The month of April is more than taxes, baseball, and apple pie, its my mother’s birthday. She will be 85 this year on the 15th. Charity and I are driving to Lynchburg, Virginia today to meet up with mom and my sister Ellen and her son Stephen. I was born in Lynchburg Virginia in 1947. My father was pastoring a church in Lynchburg when my brother Don and I were born. So I am glad to see mom again, inasmuch as she lives with Ellen in Texas I don’t get to see her except once a year. Mom (Pauline) talked Ellen into taking her to Lynchburg, and Stephen will be checking out Liberty U., and on Sunday going to Thomas Road Baptist Church.
- So I looked forward to a tax return, the opening of the Red’s Baseball, and getting to see mom and Ellen and Stephen. And also watching the Masters Golf Championship. Arnold Palmer and Tiger Woods.
Tom Norvel has written this article about the Masters, and he communicates so well what I think about the Masters that I will let you read what he said.
A Tradition Like No Other, by Tom Norvel
The person who loves golf, particularly The Masters Golf Championship, will recognize those words as the Jim Nantz' description of the CBS coverage of the tournament. For several years, the ads begin running in late February leading up to the first week in April when the greatest golfers in the world assemble in Augusta, Georgia, to compete in the greatest golf tournament in the world. The Masters Championship is not only a tradition in itself, but the tournament is full of traditions.The tournament traditions include the ceremonial legends of the game serving as honorary starters by teeing off early on the first day of the tournament. This year Arnold Palmer hit the first drive. Of course the green jacket is a tradition like no other.
The fact that the tournament is often decided on the back nine on Sunday afternoon has become a tradition. Amen Corner is a tradition. The beauty of the azaleas and dogwoods is a tradition. Skipping the ball across the water on the 16th hole during practice rounds has become tradition that results in boos from the crowd if a golfer chooses not to participate.For many patrons, planting themselves by the 16th green or the 18th green is a tradition.
Hearing Pat Summerall say, "CBS Sports proudly presents the Masters!" to introduce the broadcast is a tradition.Traditions are important in most areas of our lives. Our schools use traditions to build school spirit. There are winning traditions and losing traditions with sports teams. Families have food traditions,vacation traditions, holiday traditions, wedding traditions, anniversary traditions, and birthday traditions.

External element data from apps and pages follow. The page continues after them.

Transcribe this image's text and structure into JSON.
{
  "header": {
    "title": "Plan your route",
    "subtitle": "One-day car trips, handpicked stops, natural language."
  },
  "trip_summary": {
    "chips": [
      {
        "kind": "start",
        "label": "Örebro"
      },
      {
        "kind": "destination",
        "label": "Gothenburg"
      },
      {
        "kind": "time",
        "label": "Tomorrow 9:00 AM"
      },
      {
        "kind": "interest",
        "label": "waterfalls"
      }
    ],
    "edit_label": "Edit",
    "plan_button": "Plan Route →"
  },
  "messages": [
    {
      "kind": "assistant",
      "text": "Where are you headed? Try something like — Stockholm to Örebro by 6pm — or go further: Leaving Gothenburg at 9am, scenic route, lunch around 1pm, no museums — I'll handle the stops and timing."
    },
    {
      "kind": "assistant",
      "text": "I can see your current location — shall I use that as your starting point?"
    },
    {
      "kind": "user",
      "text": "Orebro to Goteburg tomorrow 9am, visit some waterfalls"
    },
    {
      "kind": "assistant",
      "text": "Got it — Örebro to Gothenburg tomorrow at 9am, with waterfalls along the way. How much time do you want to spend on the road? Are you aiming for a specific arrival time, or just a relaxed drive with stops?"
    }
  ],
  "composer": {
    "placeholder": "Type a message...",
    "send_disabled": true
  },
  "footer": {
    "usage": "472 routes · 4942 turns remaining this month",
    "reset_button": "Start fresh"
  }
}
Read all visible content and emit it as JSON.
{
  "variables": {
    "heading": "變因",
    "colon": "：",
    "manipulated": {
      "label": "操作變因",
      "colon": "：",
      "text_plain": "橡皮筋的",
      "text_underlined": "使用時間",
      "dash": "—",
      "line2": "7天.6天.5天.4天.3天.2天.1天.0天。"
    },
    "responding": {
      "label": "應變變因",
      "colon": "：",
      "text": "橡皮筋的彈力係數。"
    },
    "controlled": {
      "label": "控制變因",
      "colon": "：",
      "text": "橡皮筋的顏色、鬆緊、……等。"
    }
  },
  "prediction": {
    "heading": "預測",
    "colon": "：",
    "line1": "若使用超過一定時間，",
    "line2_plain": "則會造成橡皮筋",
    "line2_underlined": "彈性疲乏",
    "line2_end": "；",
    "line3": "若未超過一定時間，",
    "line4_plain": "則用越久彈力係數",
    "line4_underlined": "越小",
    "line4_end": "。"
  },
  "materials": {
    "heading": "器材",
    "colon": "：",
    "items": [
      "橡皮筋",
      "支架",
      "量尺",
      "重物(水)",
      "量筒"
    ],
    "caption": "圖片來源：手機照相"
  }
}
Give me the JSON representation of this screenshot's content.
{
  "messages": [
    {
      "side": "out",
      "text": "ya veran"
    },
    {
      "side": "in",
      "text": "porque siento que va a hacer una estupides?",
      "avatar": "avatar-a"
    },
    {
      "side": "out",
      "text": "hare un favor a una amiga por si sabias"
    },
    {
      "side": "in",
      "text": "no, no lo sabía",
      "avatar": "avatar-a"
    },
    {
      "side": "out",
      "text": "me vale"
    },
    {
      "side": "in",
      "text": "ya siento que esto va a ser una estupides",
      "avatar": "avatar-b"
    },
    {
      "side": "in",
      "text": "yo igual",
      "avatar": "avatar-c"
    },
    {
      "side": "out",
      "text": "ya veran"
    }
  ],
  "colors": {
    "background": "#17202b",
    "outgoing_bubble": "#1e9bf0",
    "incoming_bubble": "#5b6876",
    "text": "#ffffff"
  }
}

Churches have traditions. Even those who vow to be non-traditional develop their ownset of traditions. As best we can, we try to preserve our traditions.The Masters: a tradition like no other. You don't mess with the traditions of the Masters. Those who run the tournament do all within their power to preserve the traditions of the Masters Tournament.
Some traditions are easily accepted as traditions and can be changed or rejected or ignored with no risk of penalty. Then, there are those traditions worth fighting to preserve. When it comes to your life, what is the tradition that is like no other?Allow me to offer a suggestion based on what Jesus said: They change how we live!
Love the Lord your God with all your heart, and soul, and mind, and strength. Love your neighbor as yourself. When Jesus was asked what He considered as most important, this was His response (Matthew 22:34-40). These are often called "The Greatest Commands." To adopt something like this as our "tradition like no other" will revolutionize our lives. Most of the traditions we hold onto will determine some of our direction and many of our actions. But to adopt "The Greatest Commands" as our greatest tradition, will alter the course of our futures. Nothing will be the same. These commands change how we treat people. They change how we think. They change how we worship. They change how we live.
Now that's a tradition like no other.Lord willing, I can look forward to the first weekend in April for years to come. I'll look forward to watching the Masters and enjoy hearing Jim Nantz say, "The Masters, a tradition like no other." Of greater importance, however, are the words of the Master that I hope to drive the course of my life, all the days of my life.A life of love lived for the Master. Now that's truly "a tradition like no other!"
2007 Tom Norvell firstname.lastname@example.org.
Drafted by Charles E. Whisnant